- [Task brief]:
Repeat every entry exactly as it stands. Omit the images.
[[ Input material open ]]
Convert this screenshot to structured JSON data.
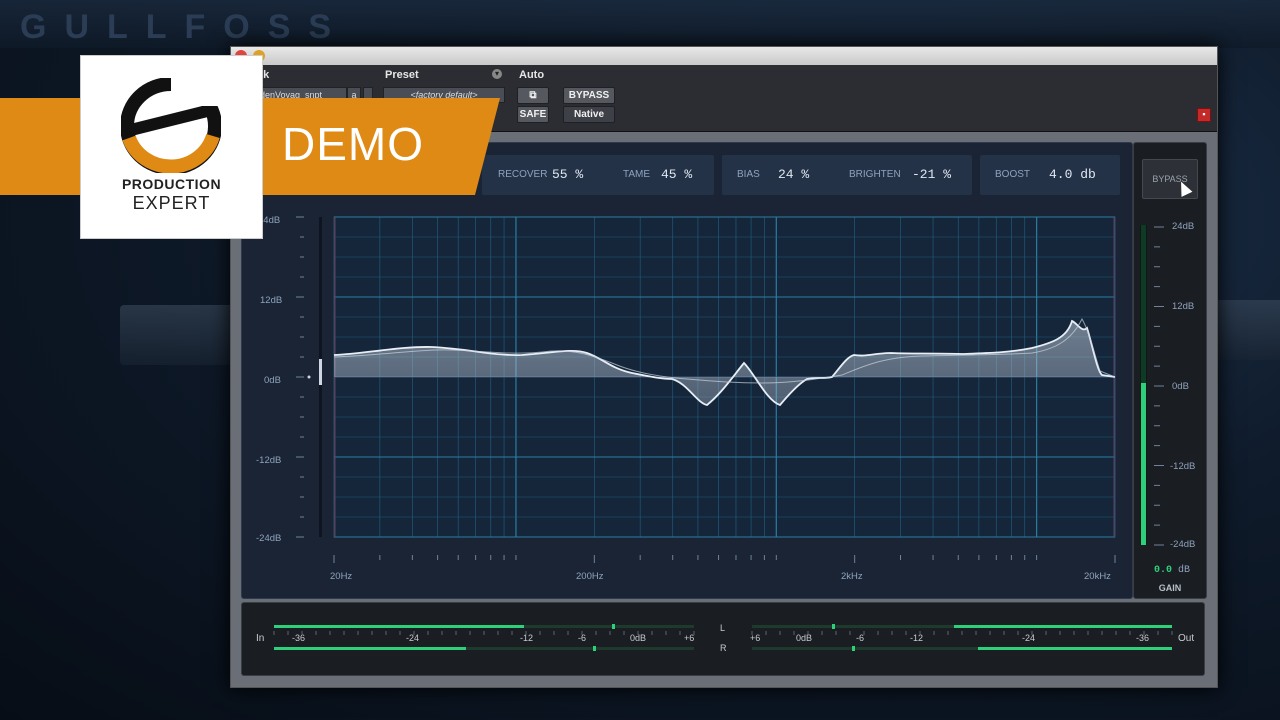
{
  "background": {
    "brand_letters": "GULLFOSS"
  },
  "header": {
    "track_label": "ck",
    "track_value": "denVoyag_snpt",
    "track_letter": "a",
    "preset_label": "Preset",
    "preset_value": "<factory default>",
    "auto_label": "Auto",
    "safe_label": "SAFE",
    "bypass_label": "BYPASS",
    "native_label": "Native"
  },
  "params": {
    "recover": {
      "label": "RECOVER",
      "value": "55 %"
    },
    "tame": {
      "label": "TAME",
      "value": "45 %"
    },
    "bias": {
      "label": "BIAS",
      "value": "24 %"
    },
    "brighten": {
      "label": "BRIGHTEN",
      "value": "-21 %"
    },
    "boost": {
      "label": "BOOST",
      "value": "4.0 db"
    }
  },
  "graph": {
    "y_labels": [
      "24dB",
      "12dB",
      "0dB",
      "-12dB",
      "-24dB"
    ],
    "x_labels": [
      "20Hz",
      "200Hz",
      "2kHz",
      "20kHz"
    ]
  },
  "gain": {
    "bypass_label": "BYPASS",
    "y_labels": [
      "24dB",
      "12dB",
      "0dB",
      "-12dB",
      "-24dB"
    ],
    "value": "0.0",
    "unit": "dB",
    "label": "GAIN"
  },
  "meters": {
    "in_label": "In",
    "out_label": "Out",
    "l_label": "L",
    "r_label": "R",
    "in_scale": [
      "-36",
      "-24",
      "-12",
      "-6",
      "0dB",
      "+6"
    ],
    "out_scale": [
      "+6",
      "0dB",
      "-6",
      "-12",
      "-24",
      "-36"
    ]
  },
  "overlay": {
    "demo": "DEMO",
    "brand_line1": "PRODUCTION",
    "brand_line2": "EXPERT"
  },
  "colors": {
    "accent_orange": "#df8a15",
    "meter_green": "#2fd07a",
    "grid_blue": "#1e6a8a"
  }
}
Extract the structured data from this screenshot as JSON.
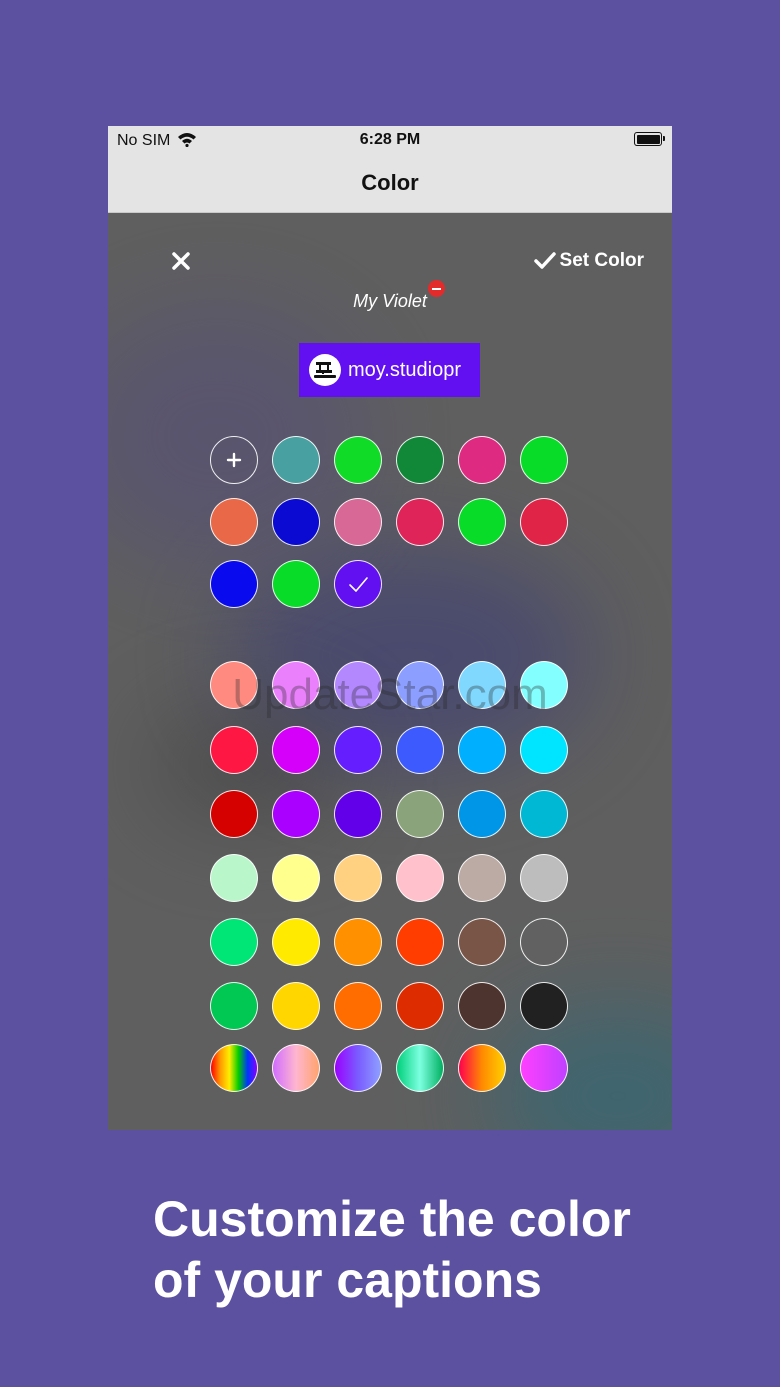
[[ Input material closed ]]
- [The completed task]:
Convert this screenshot to structured JSON data.
{
  "background": {
    "brand_letters": "GULLFOSS"
  },
  "header": {
    "track_label": "ck",
    "track_value": "denVoyag_snpt",
    "track_letter": "a",
    "preset_label": "Preset",
    "preset_value": "<factory default>",
    "auto_label": "Auto",
    "safe_label": "SAFE",
    "bypass_label": "BYPASS",
    "native_label": "Native"
  },
  "params": {
    "recover": {
      "label": "RECOVER",
      "value": "55 %"
    },
    "tame": {
      "label": "TAME",
      "value": "45 %"
    },
    "bias": {
      "label": "BIAS",
      "value": "24 %"
    },
    "brighten": {
      "label": "BRIGHTEN",
      "value": "-21 %"
    },
    "boost": {
      "label": "BOOST",
      "value": "4.0 db"
    }
  },
  "graph": {
    "y_labels": [
      "24dB",
      "12dB",
      "0dB",
      "-12dB",
      "-24dB"
    ],
    "x_labels": [
      "20Hz",
      "200Hz",
      "2kHz",
      "20kHz"
    ]
  },
  "gain": {
    "bypass_label": "BYPASS",
    "y_labels": [
      "24dB",
      "12dB",
      "0dB",
      "-12dB",
      "-24dB"
    ],
    "value": "0.0",
    "unit": "dB",
    "label": "GAIN"
  },
  "meters": {
    "in_label": "In",
    "out_label": "Out",
    "l_label": "L",
    "r_label": "R",
    "in_scale": [
      "-36",
      "-24",
      "-12",
      "-6",
      "0dB",
      "+6"
    ],
    "out_scale": [
      "+6",
      "0dB",
      "-6",
      "-12",
      "-24",
      "-36"
    ]
  },
  "overlay": {
    "demo": "DEMO",
    "brand_line1": "PRODUCTION",
    "brand_line2": "EXPERT"
  },
  "colors": {
    "accent_orange": "#df8a15",
    "meter_green": "#2fd07a",
    "grid_blue": "#1e6a8a"
  }
}
Extract the structured data from this screenshot as JSON.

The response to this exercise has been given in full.